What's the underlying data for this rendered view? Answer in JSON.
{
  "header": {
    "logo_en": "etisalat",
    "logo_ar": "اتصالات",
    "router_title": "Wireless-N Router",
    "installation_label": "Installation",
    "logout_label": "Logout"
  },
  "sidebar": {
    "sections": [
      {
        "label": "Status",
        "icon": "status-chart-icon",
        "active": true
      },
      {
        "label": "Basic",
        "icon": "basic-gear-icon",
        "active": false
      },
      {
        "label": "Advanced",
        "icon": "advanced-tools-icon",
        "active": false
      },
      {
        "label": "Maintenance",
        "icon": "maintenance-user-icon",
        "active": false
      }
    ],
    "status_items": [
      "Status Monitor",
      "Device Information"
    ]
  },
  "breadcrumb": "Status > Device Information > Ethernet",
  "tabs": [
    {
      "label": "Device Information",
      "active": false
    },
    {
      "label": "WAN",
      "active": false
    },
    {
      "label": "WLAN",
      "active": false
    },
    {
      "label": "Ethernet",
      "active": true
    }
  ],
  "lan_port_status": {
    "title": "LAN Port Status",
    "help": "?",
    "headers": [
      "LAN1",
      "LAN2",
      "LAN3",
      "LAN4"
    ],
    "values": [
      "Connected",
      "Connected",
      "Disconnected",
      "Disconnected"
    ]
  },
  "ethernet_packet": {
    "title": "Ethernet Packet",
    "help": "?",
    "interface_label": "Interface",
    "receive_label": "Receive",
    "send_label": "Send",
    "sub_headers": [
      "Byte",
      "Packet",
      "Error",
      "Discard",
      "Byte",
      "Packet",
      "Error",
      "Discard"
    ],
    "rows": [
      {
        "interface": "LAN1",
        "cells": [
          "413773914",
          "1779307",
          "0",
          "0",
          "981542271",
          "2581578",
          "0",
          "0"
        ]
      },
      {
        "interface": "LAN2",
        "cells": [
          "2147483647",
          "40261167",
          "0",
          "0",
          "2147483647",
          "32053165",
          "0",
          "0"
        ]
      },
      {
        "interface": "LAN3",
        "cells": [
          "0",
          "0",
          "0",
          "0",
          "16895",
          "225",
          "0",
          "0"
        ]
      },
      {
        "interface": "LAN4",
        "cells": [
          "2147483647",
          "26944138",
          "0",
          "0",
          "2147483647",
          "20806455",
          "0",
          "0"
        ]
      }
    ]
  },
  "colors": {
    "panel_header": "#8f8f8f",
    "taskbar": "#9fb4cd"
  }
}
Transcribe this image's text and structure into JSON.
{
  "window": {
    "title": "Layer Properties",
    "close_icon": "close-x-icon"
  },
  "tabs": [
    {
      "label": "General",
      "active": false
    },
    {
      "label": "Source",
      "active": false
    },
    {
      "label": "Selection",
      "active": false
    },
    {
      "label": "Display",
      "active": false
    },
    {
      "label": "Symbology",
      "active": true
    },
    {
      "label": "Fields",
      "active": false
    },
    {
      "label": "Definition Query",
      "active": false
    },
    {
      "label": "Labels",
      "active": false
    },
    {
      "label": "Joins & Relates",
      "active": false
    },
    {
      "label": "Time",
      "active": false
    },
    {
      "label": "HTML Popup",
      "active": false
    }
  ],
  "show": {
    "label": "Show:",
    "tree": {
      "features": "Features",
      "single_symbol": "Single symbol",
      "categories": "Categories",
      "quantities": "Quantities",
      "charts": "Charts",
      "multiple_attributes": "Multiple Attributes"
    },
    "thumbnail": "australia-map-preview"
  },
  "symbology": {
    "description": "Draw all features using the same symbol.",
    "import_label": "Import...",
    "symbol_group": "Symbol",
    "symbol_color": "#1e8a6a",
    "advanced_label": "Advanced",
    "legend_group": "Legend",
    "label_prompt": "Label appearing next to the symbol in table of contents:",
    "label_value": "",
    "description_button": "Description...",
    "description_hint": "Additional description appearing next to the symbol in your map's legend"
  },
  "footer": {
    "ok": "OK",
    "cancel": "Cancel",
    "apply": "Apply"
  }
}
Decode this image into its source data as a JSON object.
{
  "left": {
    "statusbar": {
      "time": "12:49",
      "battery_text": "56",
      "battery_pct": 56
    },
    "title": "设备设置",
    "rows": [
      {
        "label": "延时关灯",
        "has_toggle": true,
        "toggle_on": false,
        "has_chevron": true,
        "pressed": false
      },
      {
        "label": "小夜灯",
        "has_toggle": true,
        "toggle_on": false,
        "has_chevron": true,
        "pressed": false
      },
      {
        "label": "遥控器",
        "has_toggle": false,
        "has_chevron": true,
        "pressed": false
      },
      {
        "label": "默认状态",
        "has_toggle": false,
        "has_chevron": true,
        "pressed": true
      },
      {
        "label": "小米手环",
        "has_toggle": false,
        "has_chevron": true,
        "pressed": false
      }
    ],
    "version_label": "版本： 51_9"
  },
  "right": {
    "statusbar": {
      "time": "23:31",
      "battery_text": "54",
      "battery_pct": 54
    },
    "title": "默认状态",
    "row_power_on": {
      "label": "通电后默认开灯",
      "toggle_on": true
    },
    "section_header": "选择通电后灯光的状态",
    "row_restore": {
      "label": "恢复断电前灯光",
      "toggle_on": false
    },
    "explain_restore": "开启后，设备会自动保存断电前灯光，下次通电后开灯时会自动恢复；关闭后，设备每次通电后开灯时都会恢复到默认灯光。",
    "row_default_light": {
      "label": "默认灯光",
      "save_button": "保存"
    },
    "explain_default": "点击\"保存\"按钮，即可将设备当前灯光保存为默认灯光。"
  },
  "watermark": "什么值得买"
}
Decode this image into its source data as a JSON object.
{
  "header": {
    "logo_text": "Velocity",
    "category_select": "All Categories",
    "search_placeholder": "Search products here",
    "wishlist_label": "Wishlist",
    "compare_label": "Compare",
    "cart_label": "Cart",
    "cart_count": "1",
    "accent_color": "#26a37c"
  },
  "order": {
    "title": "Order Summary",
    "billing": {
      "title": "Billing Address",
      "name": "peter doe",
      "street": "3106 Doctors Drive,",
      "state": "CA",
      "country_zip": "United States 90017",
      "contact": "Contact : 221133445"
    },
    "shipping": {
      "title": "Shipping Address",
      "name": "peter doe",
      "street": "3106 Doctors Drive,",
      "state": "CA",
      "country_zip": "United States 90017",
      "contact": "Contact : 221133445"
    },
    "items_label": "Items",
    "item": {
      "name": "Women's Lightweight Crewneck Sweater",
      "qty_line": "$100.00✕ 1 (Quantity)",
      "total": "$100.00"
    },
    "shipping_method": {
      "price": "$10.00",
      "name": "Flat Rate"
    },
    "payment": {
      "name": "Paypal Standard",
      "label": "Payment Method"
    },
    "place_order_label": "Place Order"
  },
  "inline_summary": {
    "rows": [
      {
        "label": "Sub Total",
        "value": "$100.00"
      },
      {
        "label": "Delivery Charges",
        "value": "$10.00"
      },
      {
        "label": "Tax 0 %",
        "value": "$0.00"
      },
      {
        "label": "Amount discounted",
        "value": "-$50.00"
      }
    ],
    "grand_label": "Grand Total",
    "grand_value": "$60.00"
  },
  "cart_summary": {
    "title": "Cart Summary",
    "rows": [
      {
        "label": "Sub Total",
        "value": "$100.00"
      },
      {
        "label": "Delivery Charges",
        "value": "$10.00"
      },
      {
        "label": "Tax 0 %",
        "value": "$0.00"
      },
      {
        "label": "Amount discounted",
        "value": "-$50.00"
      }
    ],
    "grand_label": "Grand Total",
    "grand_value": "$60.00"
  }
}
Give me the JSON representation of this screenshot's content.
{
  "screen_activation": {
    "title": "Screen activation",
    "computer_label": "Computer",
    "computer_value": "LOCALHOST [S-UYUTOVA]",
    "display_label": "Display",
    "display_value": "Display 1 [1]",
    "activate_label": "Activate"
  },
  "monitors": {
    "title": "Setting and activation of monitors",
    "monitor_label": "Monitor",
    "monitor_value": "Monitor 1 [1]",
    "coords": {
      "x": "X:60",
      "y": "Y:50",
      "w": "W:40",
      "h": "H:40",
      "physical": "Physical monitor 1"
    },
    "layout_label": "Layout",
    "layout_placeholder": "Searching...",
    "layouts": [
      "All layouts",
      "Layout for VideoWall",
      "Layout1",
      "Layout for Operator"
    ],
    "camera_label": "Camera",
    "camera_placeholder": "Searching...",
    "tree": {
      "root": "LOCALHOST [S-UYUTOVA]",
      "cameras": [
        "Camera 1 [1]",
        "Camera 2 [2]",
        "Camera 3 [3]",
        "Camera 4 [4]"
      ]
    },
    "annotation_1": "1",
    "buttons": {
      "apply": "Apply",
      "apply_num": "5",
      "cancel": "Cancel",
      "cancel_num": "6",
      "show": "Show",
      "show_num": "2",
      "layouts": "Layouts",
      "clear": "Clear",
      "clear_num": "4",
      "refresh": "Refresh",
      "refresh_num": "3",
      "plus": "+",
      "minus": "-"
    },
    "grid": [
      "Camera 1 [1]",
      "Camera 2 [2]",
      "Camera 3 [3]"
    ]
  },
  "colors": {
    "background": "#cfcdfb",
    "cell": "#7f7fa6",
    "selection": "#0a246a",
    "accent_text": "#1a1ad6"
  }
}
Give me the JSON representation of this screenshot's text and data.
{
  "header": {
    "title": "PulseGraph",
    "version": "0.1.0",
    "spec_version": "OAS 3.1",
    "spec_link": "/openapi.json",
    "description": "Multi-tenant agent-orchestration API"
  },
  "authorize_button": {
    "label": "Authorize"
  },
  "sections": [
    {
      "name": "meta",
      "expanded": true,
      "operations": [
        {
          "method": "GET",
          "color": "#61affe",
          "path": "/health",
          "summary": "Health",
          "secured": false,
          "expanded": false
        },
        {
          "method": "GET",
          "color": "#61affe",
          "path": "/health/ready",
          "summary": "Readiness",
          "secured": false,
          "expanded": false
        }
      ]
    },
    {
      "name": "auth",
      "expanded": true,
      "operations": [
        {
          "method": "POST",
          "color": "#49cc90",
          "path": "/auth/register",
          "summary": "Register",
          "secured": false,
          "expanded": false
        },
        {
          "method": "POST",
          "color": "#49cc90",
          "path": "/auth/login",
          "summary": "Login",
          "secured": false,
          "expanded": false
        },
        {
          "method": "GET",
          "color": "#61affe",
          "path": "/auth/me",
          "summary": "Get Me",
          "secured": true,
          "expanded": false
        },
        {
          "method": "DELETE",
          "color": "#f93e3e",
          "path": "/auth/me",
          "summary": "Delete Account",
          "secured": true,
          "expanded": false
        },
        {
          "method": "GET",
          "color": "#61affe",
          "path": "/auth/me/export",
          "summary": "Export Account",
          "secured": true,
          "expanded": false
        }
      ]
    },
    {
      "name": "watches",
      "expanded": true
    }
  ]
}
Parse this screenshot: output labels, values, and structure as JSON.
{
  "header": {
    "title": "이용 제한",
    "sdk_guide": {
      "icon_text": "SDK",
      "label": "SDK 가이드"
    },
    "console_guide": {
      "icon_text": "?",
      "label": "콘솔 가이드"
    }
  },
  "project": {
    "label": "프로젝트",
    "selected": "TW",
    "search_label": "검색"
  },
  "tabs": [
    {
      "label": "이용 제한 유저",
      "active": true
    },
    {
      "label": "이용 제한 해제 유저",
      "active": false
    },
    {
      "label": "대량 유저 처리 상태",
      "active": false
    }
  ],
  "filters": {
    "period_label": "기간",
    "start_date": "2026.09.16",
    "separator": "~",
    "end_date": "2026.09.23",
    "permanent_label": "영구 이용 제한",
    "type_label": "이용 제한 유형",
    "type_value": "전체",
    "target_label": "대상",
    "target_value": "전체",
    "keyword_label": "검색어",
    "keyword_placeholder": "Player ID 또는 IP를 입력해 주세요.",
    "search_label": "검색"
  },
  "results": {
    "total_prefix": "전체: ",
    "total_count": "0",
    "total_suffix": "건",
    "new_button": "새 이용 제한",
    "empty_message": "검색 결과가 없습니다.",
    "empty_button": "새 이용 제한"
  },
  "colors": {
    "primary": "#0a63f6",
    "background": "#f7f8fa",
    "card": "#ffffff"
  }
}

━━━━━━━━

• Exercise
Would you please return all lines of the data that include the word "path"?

• Result for this task
          "path": "/health",
          "path": "/health/ready",
          "path": "/auth/register",
          "path": "/auth/login",
          "path": "/auth/me",
          "path": "/auth/me",
          "path": "/auth/me/export",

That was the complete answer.